Skip to main content

Committee takes evidence on Judicial Review and Human Rights

15 June 2021

The ability to test the lawfulness of decisions and policies made by Government and other public bodies is an important element in the protection of human rights.

Recent UK Governments have consulted on reforming Judicial Review, prompted by the growth in applications for judicial reviews. There have also been high profile legal setbacks and defeats, notably the Miller cases during the Brexit debates. The 2019 Conservative party manifesto made references to Judicial Review in the context of the UK’s constitutional arrangements.

Lord Faulks QC recently chaired the Independent Review of Administrative Law which considered the role of judicial review in the UK. The Review concluded that there was not a strong case for “radical reform” of judicial review.

In this session, the Joint Committee on Human Rights is joined by Lord Faulks to explore how proposed changes to Judicial Review may impact how individuals are able to enforce their human rights.

Likely areas of questioning

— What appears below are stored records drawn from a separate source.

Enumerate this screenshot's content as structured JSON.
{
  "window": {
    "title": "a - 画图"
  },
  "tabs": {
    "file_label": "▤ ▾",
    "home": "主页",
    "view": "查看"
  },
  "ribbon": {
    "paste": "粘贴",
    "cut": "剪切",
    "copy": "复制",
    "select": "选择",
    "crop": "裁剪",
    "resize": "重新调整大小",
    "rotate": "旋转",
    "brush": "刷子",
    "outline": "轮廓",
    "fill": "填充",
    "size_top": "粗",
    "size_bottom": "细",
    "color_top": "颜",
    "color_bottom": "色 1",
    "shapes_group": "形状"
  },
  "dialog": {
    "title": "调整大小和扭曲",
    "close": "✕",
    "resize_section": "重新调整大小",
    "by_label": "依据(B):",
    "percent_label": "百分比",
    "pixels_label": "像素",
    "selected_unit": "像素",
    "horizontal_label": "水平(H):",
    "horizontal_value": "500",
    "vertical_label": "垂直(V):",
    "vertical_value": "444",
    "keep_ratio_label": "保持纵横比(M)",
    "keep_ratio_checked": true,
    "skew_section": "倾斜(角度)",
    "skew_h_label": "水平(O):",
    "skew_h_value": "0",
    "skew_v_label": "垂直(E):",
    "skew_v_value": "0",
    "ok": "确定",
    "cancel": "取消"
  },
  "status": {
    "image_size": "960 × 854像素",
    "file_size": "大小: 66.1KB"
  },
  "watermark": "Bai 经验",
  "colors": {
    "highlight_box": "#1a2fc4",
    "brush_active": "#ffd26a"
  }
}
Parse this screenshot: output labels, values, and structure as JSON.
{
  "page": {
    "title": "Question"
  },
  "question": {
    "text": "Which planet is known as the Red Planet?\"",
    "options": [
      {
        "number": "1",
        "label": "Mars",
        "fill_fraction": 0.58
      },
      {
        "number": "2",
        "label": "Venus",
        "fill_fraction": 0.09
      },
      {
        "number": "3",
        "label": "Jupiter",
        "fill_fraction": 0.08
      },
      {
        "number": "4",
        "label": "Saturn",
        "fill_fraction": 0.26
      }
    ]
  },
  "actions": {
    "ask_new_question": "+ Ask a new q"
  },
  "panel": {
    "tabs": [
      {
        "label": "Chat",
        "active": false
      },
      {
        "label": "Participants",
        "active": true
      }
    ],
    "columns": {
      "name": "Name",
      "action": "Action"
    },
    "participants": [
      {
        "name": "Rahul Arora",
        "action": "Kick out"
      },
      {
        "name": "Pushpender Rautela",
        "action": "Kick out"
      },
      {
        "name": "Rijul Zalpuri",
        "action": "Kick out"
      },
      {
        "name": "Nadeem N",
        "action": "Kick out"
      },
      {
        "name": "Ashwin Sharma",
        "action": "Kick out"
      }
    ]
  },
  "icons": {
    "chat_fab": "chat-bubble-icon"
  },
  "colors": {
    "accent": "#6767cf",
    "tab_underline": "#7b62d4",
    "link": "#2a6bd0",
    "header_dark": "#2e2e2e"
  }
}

Likely discussion will include:

  • How the recommendations made in the Independent Review of Administrative Law report, and the Government consultation document that followed, could affect human rights protections.
  • Understanding how proposed changes could affect the role of the courts in upholding the rule of law.
  • Considering the effect of proposed procedural changes on an individual’s ability to enforce their rights.
  • Exploring opportunities within the Government’s consultation to increase the efficiency of judicial review.

Witnesses

Wednesday 16 June 2021

At 3pm:

• Lord Faulks QC, Chair of the Independent Review of Administrative Law

Image: PC